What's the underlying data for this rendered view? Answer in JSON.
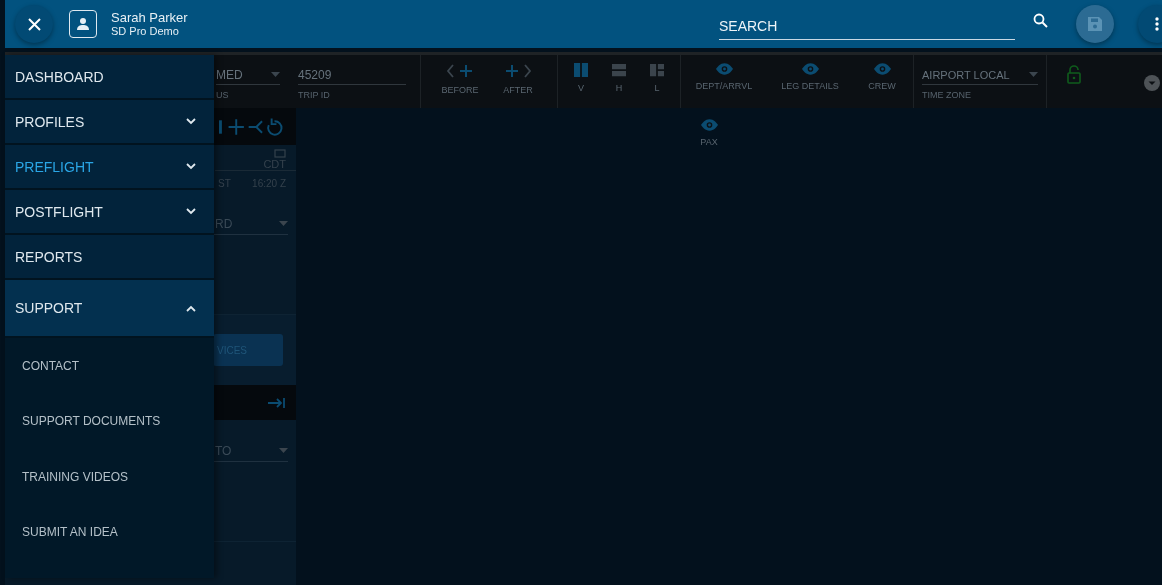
{
  "top_bar": {
    "user_name": "Sarah Parker",
    "user_org": "SD Pro Demo",
    "search": {
      "placeholder": "SEARCH"
    },
    "save_disabled": true
  },
  "toolbar": {
    "status": {
      "value": "MED",
      "label": "US"
    },
    "trip_id": {
      "value": "45209",
      "label": "TRIP ID"
    },
    "insert_buttons": [
      {
        "label": "BEFORE",
        "kind": "before"
      },
      {
        "label": "AFTER",
        "kind": "after"
      }
    ],
    "layouts": [
      {
        "label": "V",
        "kind": "vertical",
        "selected": true
      },
      {
        "label": "H",
        "kind": "horizontal",
        "selected": false
      },
      {
        "label": "L",
        "kind": "grid",
        "selected": false
      }
    ],
    "panels": [
      {
        "label": "DEPT/ARRVL",
        "visible": true
      },
      {
        "label": "LEG DETAILS",
        "visible": true
      },
      {
        "label": "CREW",
        "visible": true
      },
      {
        "label": "PAX",
        "visible": true
      }
    ],
    "time_zone": {
      "value": "AIRPORT LOCAL",
      "label": "TIME ZONE"
    },
    "locked": false
  },
  "side_panel": {
    "zone": "CDT",
    "time_label": "ST",
    "time_value": "16:20 Z",
    "field_1": "RD",
    "button": "VICES",
    "field_2": "TO"
  },
  "menu": {
    "items": [
      {
        "label": "DASHBOARD",
        "kind": "link",
        "selected": false
      },
      {
        "label": "PROFILES",
        "kind": "group",
        "selected": false,
        "expanded": false
      },
      {
        "label": "PREFLIGHT",
        "kind": "group",
        "selected": true,
        "expanded": false
      },
      {
        "label": "POSTFLIGHT",
        "kind": "group",
        "selected": false,
        "expanded": false
      },
      {
        "label": "REPORTS",
        "kind": "link",
        "selected": false
      },
      {
        "label": "SUPPORT",
        "kind": "group",
        "selected": false,
        "expanded": true,
        "children": [
          {
            "label": "CONTACT"
          },
          {
            "label": "SUPPORT DOCUMENTS"
          },
          {
            "label": "TRAINING VIDEOS"
          },
          {
            "label": "SUBMIT AN IDEA"
          }
        ]
      }
    ]
  }
}
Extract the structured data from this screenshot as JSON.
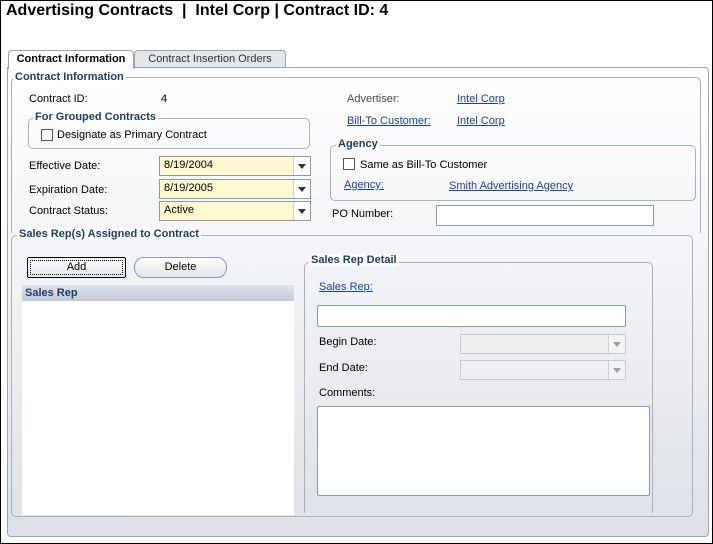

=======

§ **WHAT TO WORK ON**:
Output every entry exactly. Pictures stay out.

§ **ANSWER SECTION**:
What's the underlying data for this rendered view? Answer in JSON.
{
  "top_bar": {
    "user_name": "Sarah Parker",
    "user_org": "SD Pro Demo",
    "search": {
      "placeholder": "SEARCH"
    },
    "save_disabled": true
  },
  "toolbar": {
    "status": {
      "value": "MED",
      "label": "US"
    },
    "trip_id": {
      "value": "45209",
      "label": "TRIP ID"
    },
    "insert_buttons": [
      {
        "label": "BEFORE",
        "kind": "before"
      },
      {
        "label": "AFTER",
        "kind": "after"
      }
    ],
    "layouts": [
      {
        "label": "V",
        "kind": "vertical",
        "selected": true
      },
      {
        "label": "H",
        "kind": "horizontal",
        "selected": false
      },
      {
        "label": "L",
        "kind": "grid",
        "selected": false
      }
    ],
    "panels": [
      {
        "label": "DEPT/ARRVL",
        "visible": true
      },
      {
        "label": "LEG DETAILS",
        "visible": true
      },
      {
        "label": "CREW",
        "visible": true
      },
      {
        "label": "PAX",
        "visible": true
      }
    ],
    "time_zone": {
      "value": "AIRPORT LOCAL",
      "label": "TIME ZONE"
    },
    "locked": false
  },
  "side_panel": {
    "zone": "CDT",
    "time_label": "ST",
    "time_value": "16:20 Z",
    "field_1": "RD",
    "button": "VICES",
    "field_2": "TO"
  },
  "menu": {
    "items": [
      {
        "label": "DASHBOARD",
        "kind": "link",
        "selected": false
      },
      {
        "label": "PROFILES",
        "kind": "group",
        "selected": false,
        "expanded": false
      },
      {
        "label": "PREFLIGHT",
        "kind": "group",
        "selected": true,
        "expanded": false
      },
      {
        "label": "POSTFLIGHT",
        "kind": "group",
        "selected": false,
        "expanded": false
      },
      {
        "label": "REPORTS",
        "kind": "link",
        "selected": false
      },
      {
        "label": "SUPPORT",
        "kind": "group",
        "selected": false,
        "expanded": true,
        "children": [
          {
            "label": "CONTACT"
          },
          {
            "label": "SUPPORT DOCUMENTS"
          },
          {
            "label": "TRAINING VIDEOS"
          },
          {
            "label": "SUBMIT AN IDEA"
          }
        ]
      }
    ]
  }
}
Extract the structured data from this screenshot as JSON.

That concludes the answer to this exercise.